You should take along several pairs of gloves. If the weather is wet and cold, the gloves will get soaked at some point, and this will lead to frozen fingers, which you can avoid with an extra pair or two.
The next thing is probably self-evident but let’s mention it anyway. When it is really cold, you should not caress cold metal with bare hands. If you are really unlucky, it may lead to frostbites and amputation.
When your feet are cold, everything sucks
Footwear choices are all about balancing between agility and warmth. Thick moon boots with six pairs of wool socks are surely warm but you will move as gracefully as a swamp troll. The main thing is to choose boots that keep you operational and enable you to train properly. Layering is also important in footwear choices. Use liner socks that transfer moisture away from your feet. Then put a thicker sock on top for warmth.
With proper socks, Lowa Z-8N GTX - Särmä TST M19 combat boots also work in wintery training.Merino wool is the best option in sock selection. Finally, properly sized boots protect you from hostile elements. Too tight boots will once again lead to frostbites and amputations. Because winter is often slippery, your boots should have a good grip. If the whole place is an ice rink, you might want to add some spikes.
Snow and your gear selection
Your shooting sports and training style dictate to some extent the gear you have. However, when it comes to winter training, your gear should be such that you can use it with gloves on. The most critical items, such as your gun and the first aid gear, need to be protected from the elements.

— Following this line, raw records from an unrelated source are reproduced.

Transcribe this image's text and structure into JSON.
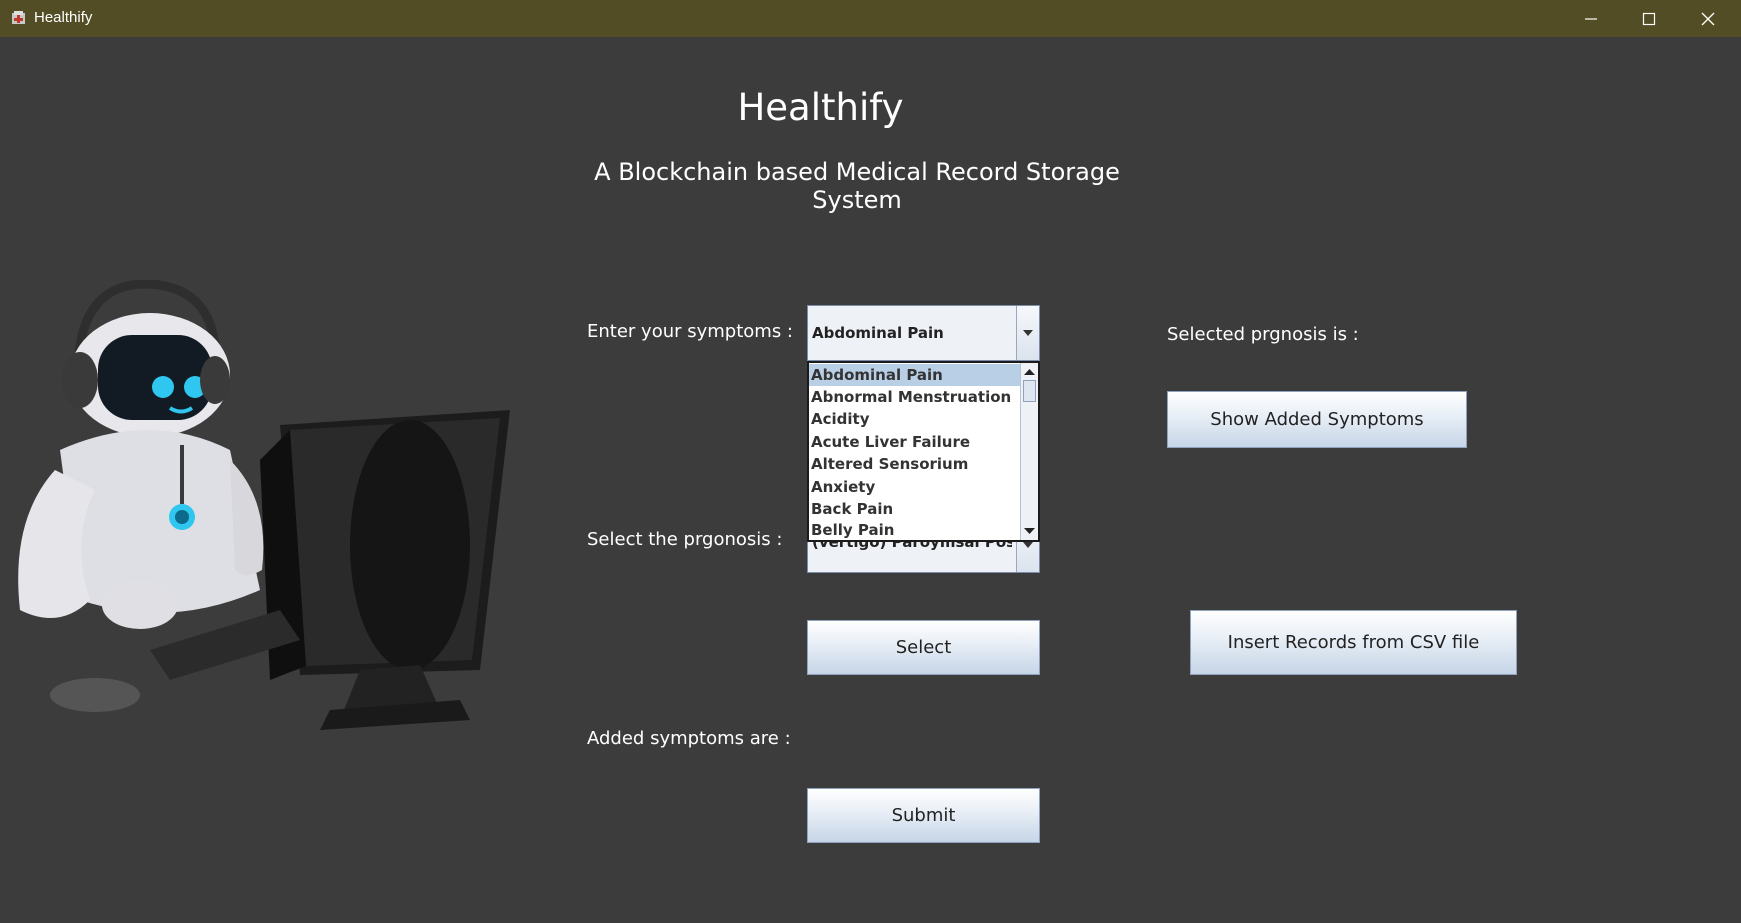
{
  "window": {
    "title": "Healthify"
  },
  "header": {
    "title": "Healthify",
    "subtitle": "A Blockchain based Medical Record Storage System"
  },
  "form": {
    "symptoms_label": "Enter your symptoms :",
    "symptoms_value": "Abdominal Pain",
    "symptoms_options": [
      "Abdominal Pain",
      "Abnormal Menstruation",
      "Acidity",
      "Acute Liver Failure",
      "Altered Sensorium",
      "Anxiety",
      "Back Pain",
      "Belly Pain"
    ],
    "prognosis_label": "Select the prgonosis :",
    "prognosis_value": "(vertigo) Paroymsal Positional Vertigo",
    "added_symptoms_label": "Added symptoms are :",
    "selected_prognosis_label": "Selected prgnosis is :"
  },
  "buttons": {
    "select": "Select",
    "submit": "Submit",
    "show_added": "Show Added Symptoms",
    "insert_csv": "Insert Records from CSV file"
  }
}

In case you are training in a blizzard and you need to crawl around or shoot from a prone position, you should definitely have a more closed holster so that your pistol isn’t covered in snow when you pull it out. This rarely leads to anything dangerous but it can still ruin your drill if the sights are full of snow. Open magazine pouches can also scoop in some snow when you are crawling here and there. It is good to monitor what kind of snow mountains you create with your maneuvers and clear away the worst ones to avoid possible problems.

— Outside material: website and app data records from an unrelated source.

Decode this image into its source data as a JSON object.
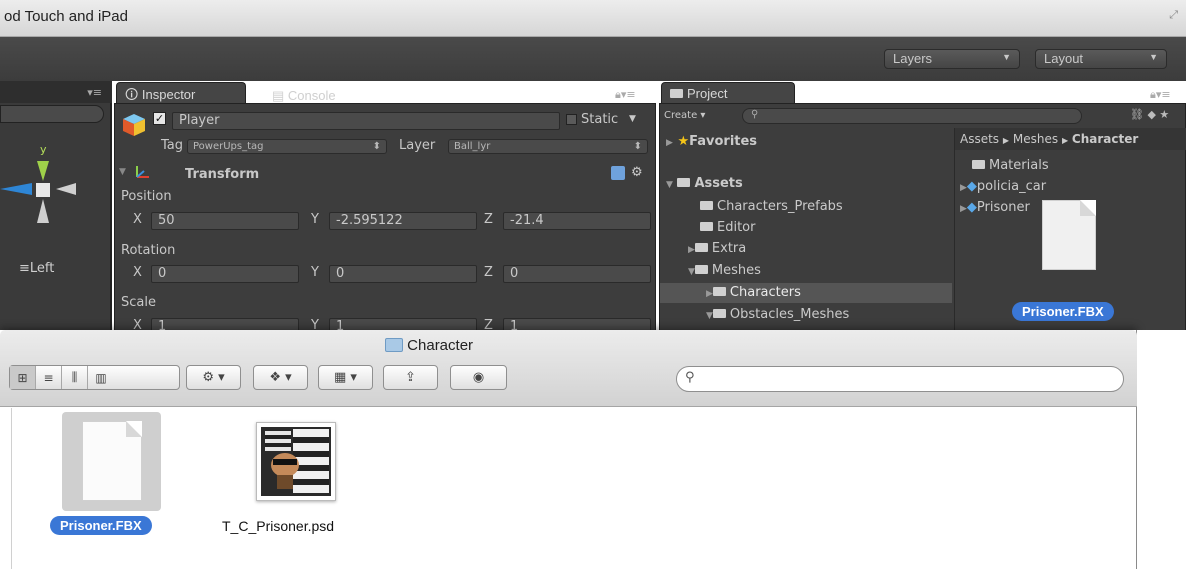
{
  "window": {
    "title": "od Touch and iPad"
  },
  "toolbar": {
    "layers_label": "Layers",
    "layout_label": "Layout"
  },
  "scene": {
    "axis_y": "y",
    "view_label": "Left"
  },
  "inspector": {
    "tab_inspector": "Inspector",
    "tab_console": "Console",
    "object_name": "Player",
    "static_label": "Static",
    "tag_label": "Tag",
    "tag_value": "PowerUps_tag",
    "layer_label": "Layer",
    "layer_value": "Ball_lyr",
    "component": "Transform",
    "position_label": "Position",
    "rotation_label": "Rotation",
    "scale_label": "Scale",
    "axis_x": "X",
    "axis_y": "Y",
    "axis_z": "Z",
    "position": {
      "x": "50",
      "y": "-2.595122",
      "z": "-21.4"
    },
    "rotation": {
      "x": "0",
      "y": "0",
      "z": "0"
    },
    "scale": {
      "x": "1",
      "y": "1",
      "z": "1"
    }
  },
  "project": {
    "tab": "Project",
    "create_label": "Create",
    "favorites": "Favorites",
    "assets": "Assets",
    "tree": [
      "Characters_Prefabs",
      "Editor",
      "Extra",
      "Meshes",
      "Characters",
      "Obstacles_Meshes"
    ],
    "breadcrumb": {
      "a": "Assets",
      "b": "Meshes",
      "c": "Character"
    },
    "items": [
      "Materials",
      "policia_car",
      "Prisoner"
    ],
    "selected_file": "Prisoner.FBX"
  },
  "finder": {
    "title": "Character",
    "files": [
      {
        "name": "Prisoner.FBX"
      },
      {
        "name": "T_C_Prisoner.psd"
      }
    ]
  }
}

Many people hang an unprotected tourniquet on an elastic band or something similar. However, snow can easily cling on to Velcro and interfere with the functionality. If the conditions are very snowy, a good option is to slip the tourniquet in a pouch designed for carrying such a thing.
Other useful stuff for winter training:

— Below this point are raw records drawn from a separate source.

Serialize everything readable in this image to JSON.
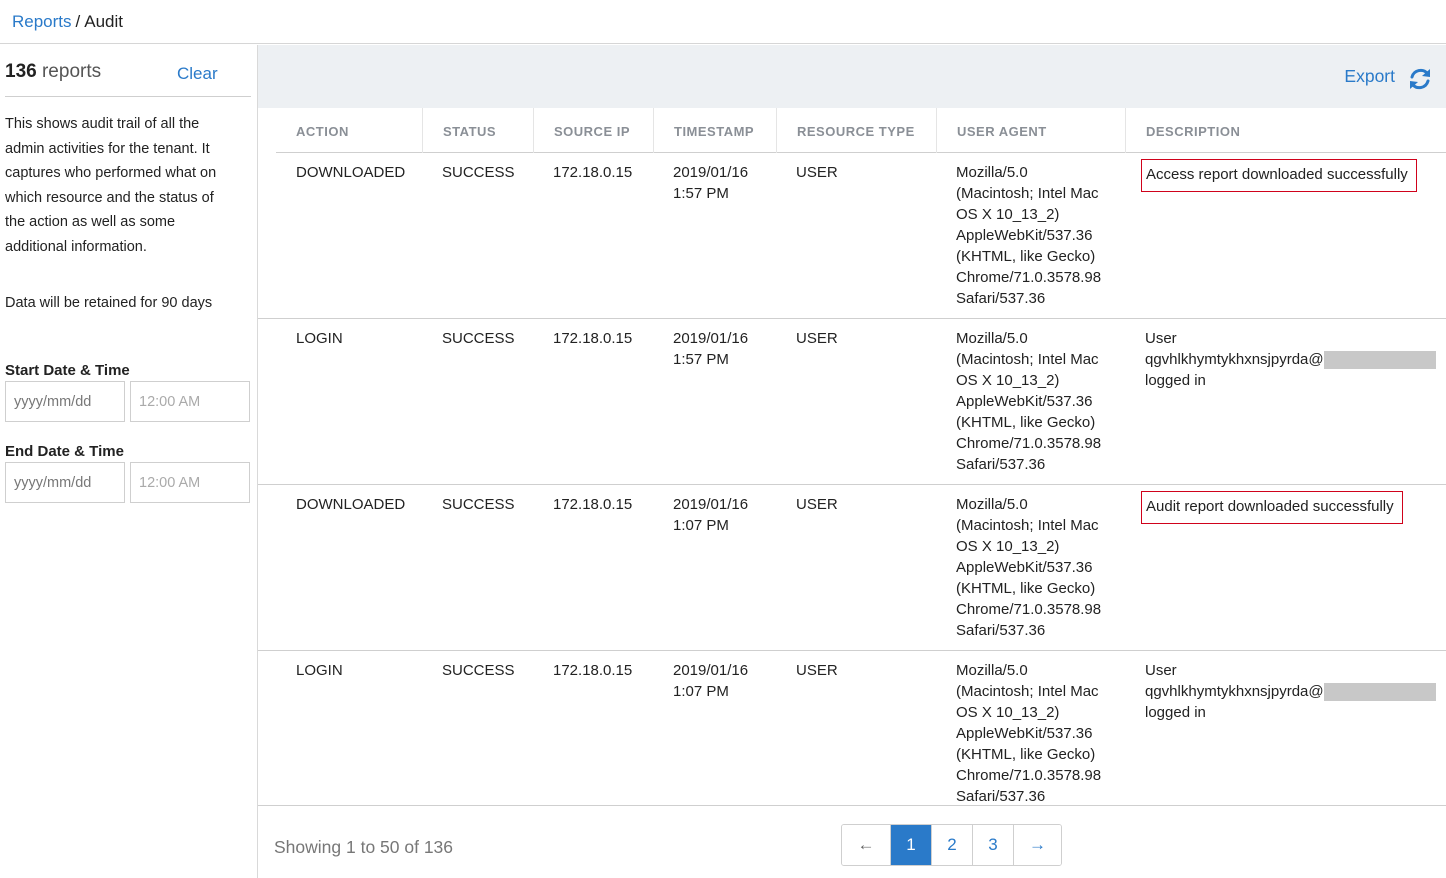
{
  "breadcrumb": {
    "link": "Reports",
    "separator": "/",
    "current": "Audit"
  },
  "sidebar": {
    "count": "136",
    "count_word": "reports",
    "clear_label": "Clear",
    "description_lines": [
      "This shows audit trail of all the",
      "admin activities for the tenant. It",
      "captures who performed what on",
      "which resource and the status of",
      "the action as well as some",
      "additional information."
    ],
    "retention": "Data will be retained for 90 days",
    "start_label": "Start Date & Time",
    "end_label": "End Date & Time",
    "date_placeholder": "yyyy/mm/dd",
    "time_placeholder": "12:00 AM"
  },
  "toolbar": {
    "export_label": "Export"
  },
  "table": {
    "columns": [
      "ACTION",
      "STATUS",
      "SOURCE IP",
      "TIMESTAMP",
      "RESOURCE TYPE",
      "USER AGENT",
      "DESCRIPTION"
    ],
    "rows": [
      {
        "action": "DOWNLOADED",
        "status": "SUCCESS",
        "ip": "172.18.0.15",
        "date": "2019/01/16",
        "time": "1:57 PM",
        "resource": "USER",
        "agent": [
          "Mozilla/5.0",
          "(Macintosh; Intel Mac",
          "OS X 10_13_2)",
          "AppleWebKit/537.36",
          "(KHTML, like Gecko)",
          "Chrome/71.0.3578.98",
          "Safari/537.36"
        ],
        "description": "Access report downloaded successfully"
      },
      {
        "action": "LOGIN",
        "status": "SUCCESS",
        "ip": "172.18.0.15",
        "date": "2019/01/16",
        "time": "1:57 PM",
        "resource": "USER",
        "agent": [
          "Mozilla/5.0",
          "(Macintosh; Intel Mac",
          "OS X 10_13_2)",
          "AppleWebKit/537.36",
          "(KHTML, like Gecko)",
          "Chrome/71.0.3578.98",
          "Safari/537.36"
        ],
        "desc_user": "User",
        "desc_email": "qgvhlkhymtykhxnsjpyrda@",
        "desc_tail": "logged in"
      },
      {
        "action": "DOWNLOADED",
        "status": "SUCCESS",
        "ip": "172.18.0.15",
        "date": "2019/01/16",
        "time": "1:07 PM",
        "resource": "USER",
        "agent": [
          "Mozilla/5.0",
          "(Macintosh; Intel Mac",
          "OS X 10_13_2)",
          "AppleWebKit/537.36",
          "(KHTML, like Gecko)",
          "Chrome/71.0.3578.98",
          "Safari/537.36"
        ],
        "description": "Audit report downloaded successfully"
      },
      {
        "action": "LOGIN",
        "status": "SUCCESS",
        "ip": "172.18.0.15",
        "date": "2019/01/16",
        "time": "1:07 PM",
        "resource": "USER",
        "agent": [
          "Mozilla/5.0",
          "(Macintosh; Intel Mac",
          "OS X 10_13_2)",
          "AppleWebKit/537.36",
          "(KHTML, like Gecko)",
          "Chrome/71.0.3578.98",
          "Safari/537.36"
        ],
        "desc_user": "User",
        "desc_email": "qgvhlkhymtykhxnsjpyrda@",
        "desc_tail": "logged in"
      }
    ]
  },
  "footer": {
    "showing": "Showing 1 to 50 of 136",
    "prev": "←",
    "pages": [
      "1",
      "2",
      "3"
    ],
    "next": "→",
    "active_page": "1"
  },
  "colors": {
    "accent": "#2a7ac9",
    "highlight_border": "#d0021b",
    "toolbar_bg": "#edf0f3"
  },
  "icons": {
    "refresh": "refresh-icon"
  }
}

- Some sort of a light. Darkness will consume us all at some point, and even if the shooting range has lights, there will always be a dark corner here and there.
- A thermos and something hot to drink. It boosts your morale and warms you up. Also takes care of hydration.
- Snow shovel. You might need to dig for the targets or something else from underneath the snow.
- A small bag of gravel. The range can be very slippery, and slipping and sliding here and there can be distracting. With a few handfuls of gravel you can at least create a small stage where you can safely train changing your position.
You should really embrace winter training and find out what works for you. Even if the weather is challenging, training is fun, warm, and safe as long as you have gear that works. Good shooting!